Poetry is the clear expression of mixed feelings.

– W.H. Auden

The Power of Poetry

Poetry is a kind of alchemy. It has this unique ability to take the complex, messy, joyful, painful thoughts and feelings that we all experience as human beings, and crystallise them down into ink on a page. These lines and squiggles of a poem have a strange magic- they resonate with us in a way that, when you read a really powerful one, can make your hair stand on end, and a shiver go up your spine.

Poetry helps us make sense of ourselves, and make sense of the world. Theoretical physicist Robert Oppenheimer, considered by many to be the ‘father of the atomic bomb,’ could not fully express his guilt and pain over the terrible, awesome power of what he had helped to create simply through megaton yield figures or fission chain criticality parameters. Instead, he elected to reference poetic verse from the Hindu religious text the Bhagavad Gita – ‘I am become death, the destroyer of worlds.’

Poetry can be rumination on human nature, it can be whimsical and fun escapism, it can transport us to other times and places, and it can help us to appreciate the world from other perspectives. In short, poetry is powerful. It is for all of us, and for many around the world, it is part of human culture that should be celebrated.   

The History of National Poetry Day
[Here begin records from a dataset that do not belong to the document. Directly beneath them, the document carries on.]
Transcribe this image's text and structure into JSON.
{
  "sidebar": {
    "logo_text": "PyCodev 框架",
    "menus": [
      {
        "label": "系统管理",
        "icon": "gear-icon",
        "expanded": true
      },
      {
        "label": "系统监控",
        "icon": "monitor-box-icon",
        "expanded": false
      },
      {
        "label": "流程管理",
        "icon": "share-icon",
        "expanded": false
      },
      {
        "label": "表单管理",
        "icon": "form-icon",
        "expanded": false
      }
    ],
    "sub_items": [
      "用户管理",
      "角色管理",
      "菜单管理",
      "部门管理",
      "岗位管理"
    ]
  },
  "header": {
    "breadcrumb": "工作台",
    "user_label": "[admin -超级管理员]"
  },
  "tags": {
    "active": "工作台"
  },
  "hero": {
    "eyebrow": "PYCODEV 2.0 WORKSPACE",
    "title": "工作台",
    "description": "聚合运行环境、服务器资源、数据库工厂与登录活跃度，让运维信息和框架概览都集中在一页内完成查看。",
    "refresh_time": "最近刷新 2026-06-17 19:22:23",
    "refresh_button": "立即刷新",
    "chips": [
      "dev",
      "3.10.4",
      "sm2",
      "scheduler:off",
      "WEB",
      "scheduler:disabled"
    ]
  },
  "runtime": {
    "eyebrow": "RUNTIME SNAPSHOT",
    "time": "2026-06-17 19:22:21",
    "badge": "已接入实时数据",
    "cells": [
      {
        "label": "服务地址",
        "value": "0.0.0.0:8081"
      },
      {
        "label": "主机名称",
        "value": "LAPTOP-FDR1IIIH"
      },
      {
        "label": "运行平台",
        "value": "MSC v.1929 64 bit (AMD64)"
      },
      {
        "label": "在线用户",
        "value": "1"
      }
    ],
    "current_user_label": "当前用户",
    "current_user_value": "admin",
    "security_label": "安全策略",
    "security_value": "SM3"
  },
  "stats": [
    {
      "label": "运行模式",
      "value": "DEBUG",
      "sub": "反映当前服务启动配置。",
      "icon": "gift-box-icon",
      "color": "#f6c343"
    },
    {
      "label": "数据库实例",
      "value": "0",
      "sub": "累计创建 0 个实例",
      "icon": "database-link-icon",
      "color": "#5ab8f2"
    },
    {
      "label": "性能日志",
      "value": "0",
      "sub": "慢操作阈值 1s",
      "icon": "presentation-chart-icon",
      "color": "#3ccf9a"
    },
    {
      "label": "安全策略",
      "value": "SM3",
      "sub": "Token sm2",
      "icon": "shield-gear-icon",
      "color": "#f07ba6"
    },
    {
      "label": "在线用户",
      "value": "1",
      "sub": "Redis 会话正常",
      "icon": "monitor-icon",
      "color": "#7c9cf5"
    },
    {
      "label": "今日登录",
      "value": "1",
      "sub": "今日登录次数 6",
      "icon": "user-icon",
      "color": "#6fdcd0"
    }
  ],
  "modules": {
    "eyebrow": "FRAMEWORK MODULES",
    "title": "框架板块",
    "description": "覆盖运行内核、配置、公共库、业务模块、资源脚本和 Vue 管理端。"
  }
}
In celebration of all things poetic, the UK’s National Poetry Day was established in 1994 by British entrepreneur and philanthropist William Sieghart. The event takes place on the first Thursday in October each year in collaboration with the UK Arts Council, and aims to demonstrate that ‘poetry has a place in everybody’s lives.’ Whether this is rhythmic chanting for children, to advertising jingles, to the lyrical verse of the Romantics, poetry has a universal appeal, and part of the mission of National Poetry Day is to recognise and promote that.

Since 1999, each year has loosely been themed, on topics ranging from ‘dreams’ to ‘journeys’ to ‘food,’ and the theme for 2020 is ‘vision’. This is, however, open to interpretation, so budding poets can engage with this topic however they see fit!

The event encourages the love of language in all aspects of life – at school, at work, even during the commute on the bus.

Events and Activities

National Poetry Day consists of a range of activities and events, including displaying poetry on billboards, broadcasting readings from well-known public figures such as Prince Charles, and promoting the writing, reading and sharing of poetry in schools. Teachers are provided with classroom resources, children are encouraged to enter poetry competitions, and anybody can take part in public readings of their favourite poems, or even ‘poem karaoke!’

National Poetry Day is a chance for everyone to get involved.

For ideas on how to join in the celebration of all things poetry, visit www.nationalpoetryday.co.uk.

Poetry’s power is invisible and intangible, but it’s there.

Who has seen the wind?
Neither I nor you:
But when the leaves hang trembling,
The wind is passing through.
Who has seen the wind?
Neither you nor I:
But when the trees bow down their heads,
The wind is passing by.

– Christina Rossetti